And a lot of research shows that they actually work. And help people save more money, and feel more satisfied about their spending decisions.
Do you think your spending decisions are frivolous? You gotta check out these “Unusual Celebrity Spending Habits.”
The World’s Biggest Fintech Is a Subsidiary of Alibaba
For those of you who don’t spend a lot of time in China, it may not be that familiar a name to you. But at the moment, the world’s biggest Fintech company is Chinese Ant Group — valued at $60 billion, and with over 10 000 employees. And it owns several major financial services, like AliPay, the largest online payment platform, Yu’E Bao, the world’s third largest market fund, and a credit rating system, Sesame Credit.

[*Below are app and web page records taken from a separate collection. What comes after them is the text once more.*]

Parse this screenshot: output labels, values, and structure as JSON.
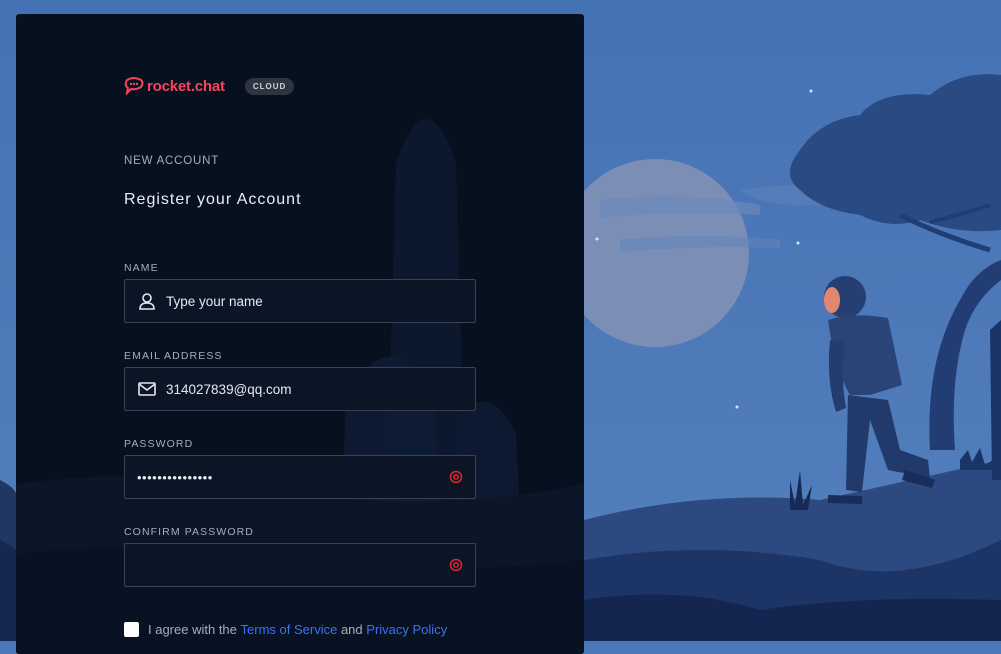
{
  "brand": {
    "name": "rocket.chat",
    "badge": "CLOUD"
  },
  "form": {
    "kicker": "NEW ACCOUNT",
    "title": "Register your Account",
    "name": {
      "label": "NAME",
      "placeholder": "Type your name",
      "icon": "user-icon"
    },
    "email": {
      "label": "EMAIL ADDRESS",
      "value": "314027839@qq.com",
      "icon": "mail-icon"
    },
    "password": {
      "label": "PASSWORD",
      "value": "•••••••••••••••",
      "icon": "eye-icon"
    },
    "confirm": {
      "label": "CONFIRM PASSWORD",
      "value": "",
      "icon": "eye-icon"
    },
    "agree": {
      "prefix": "I agree with the",
      "terms": "Terms of Service",
      "and": "and",
      "privacy": "Privacy Policy"
    }
  },
  "colors": {
    "brand": "#f5455c",
    "link": "#3a73f0",
    "panel": "#07101f",
    "sky": "#4a78b8"
  }
}
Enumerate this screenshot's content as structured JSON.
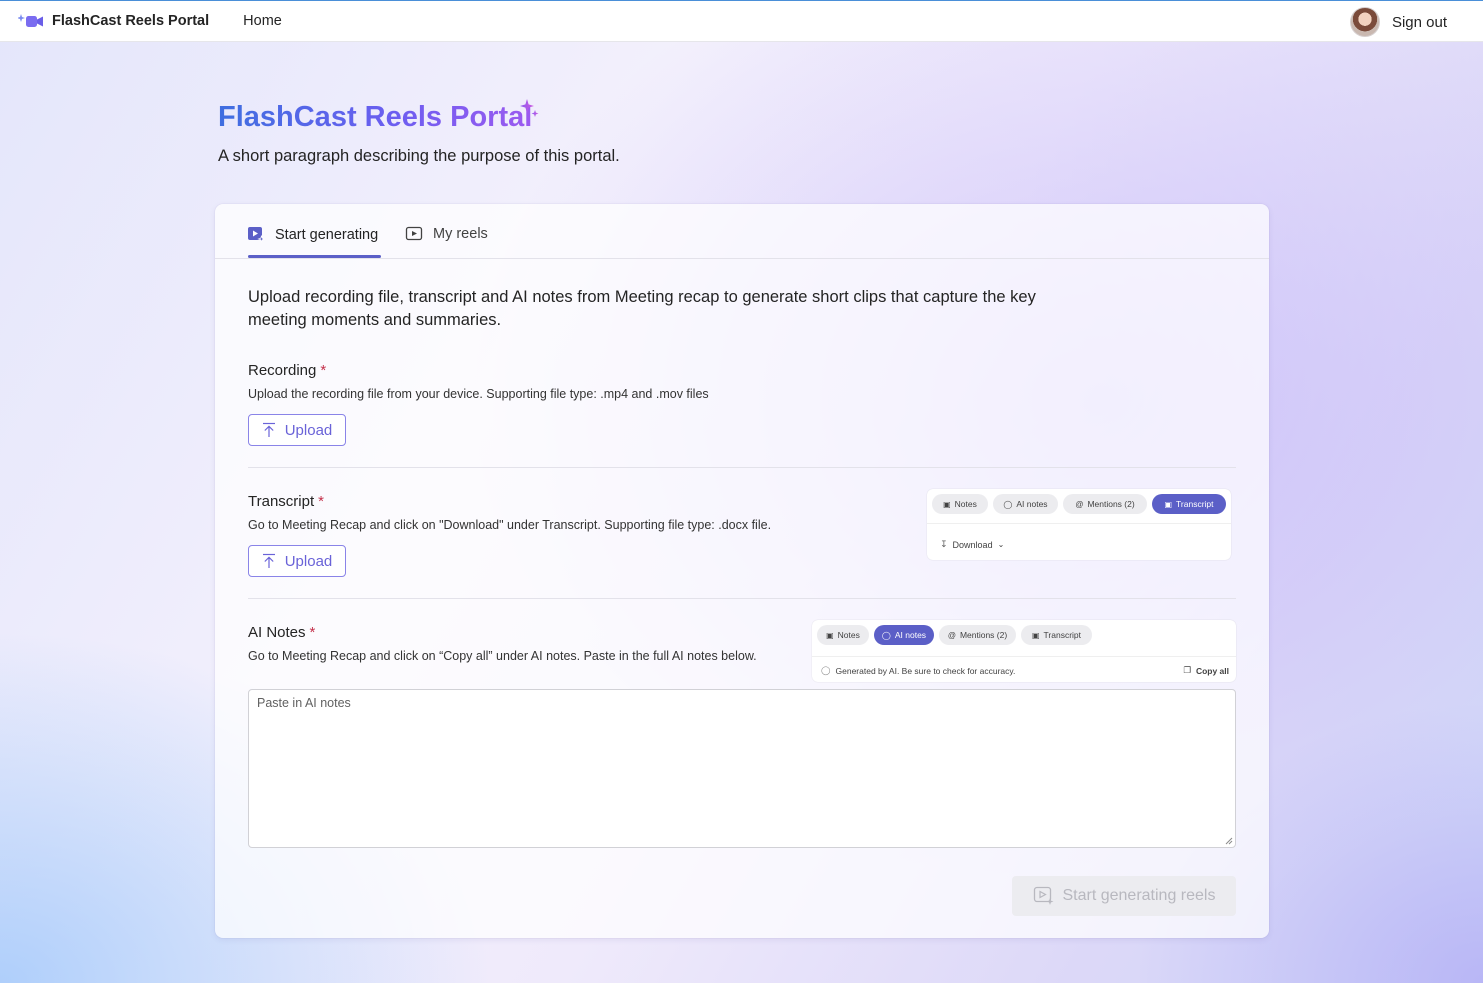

And if you’ve been paying attention, when you heard that one of its services is called AliPay, it probably didn’t take you long to figure out that it’s part of the Alibaba group. Which means that along with Apple Pay, Google Wallet, and Jack Dorsey’s Square, they’re one of several FinTech companies that have a regular tech company behind them.
Asia Is the Biggest Consumer of Fintechs
That’s not just in terms of the number of people using them — also by percentage of the population. According to an Ernst and Young survey, China and India have the biggest Fintech usage, both with 87% of people asked regularly using Fintech. South Africa was in the third spot, with an adoption rate of 82%.
…but the USA Is the Biggest Producer
It won’t come as much of a surprise that Silicon Valley has the highest concentration of Fintechs based there. But there may be a few surprises in the list of the world’s top 10 Fintechs. Especially if you weren’t expecting to see any Baltic countries make the top ten. Two of them do — Lithuania in fourth place, and Estonia in at number ten place.
After North America, Asia is the second biggest home of Fintechs, with Singapore taking third place globally.
Fintech Is Known for Its Relaxed Work Ethic
Traditional banks have always been seen as stuffy and old-fashioned places to work. Not exactly the kind of workplace you can roll up to in jeans and a T-shirt.
But in their relentless quest to modernize the world of finance, Fintech has gone in the opposite direction. Fintech workplaces are known for their casual dress code, as well as perks like staff happy hours and in-office yoga classes.
And that’s something that’s posing a threat to traditional banks, as Fintechs are finding more and more ways to bag the top talent in finance.
What other changes in the way we use money do you think Fintech will bring us in the future?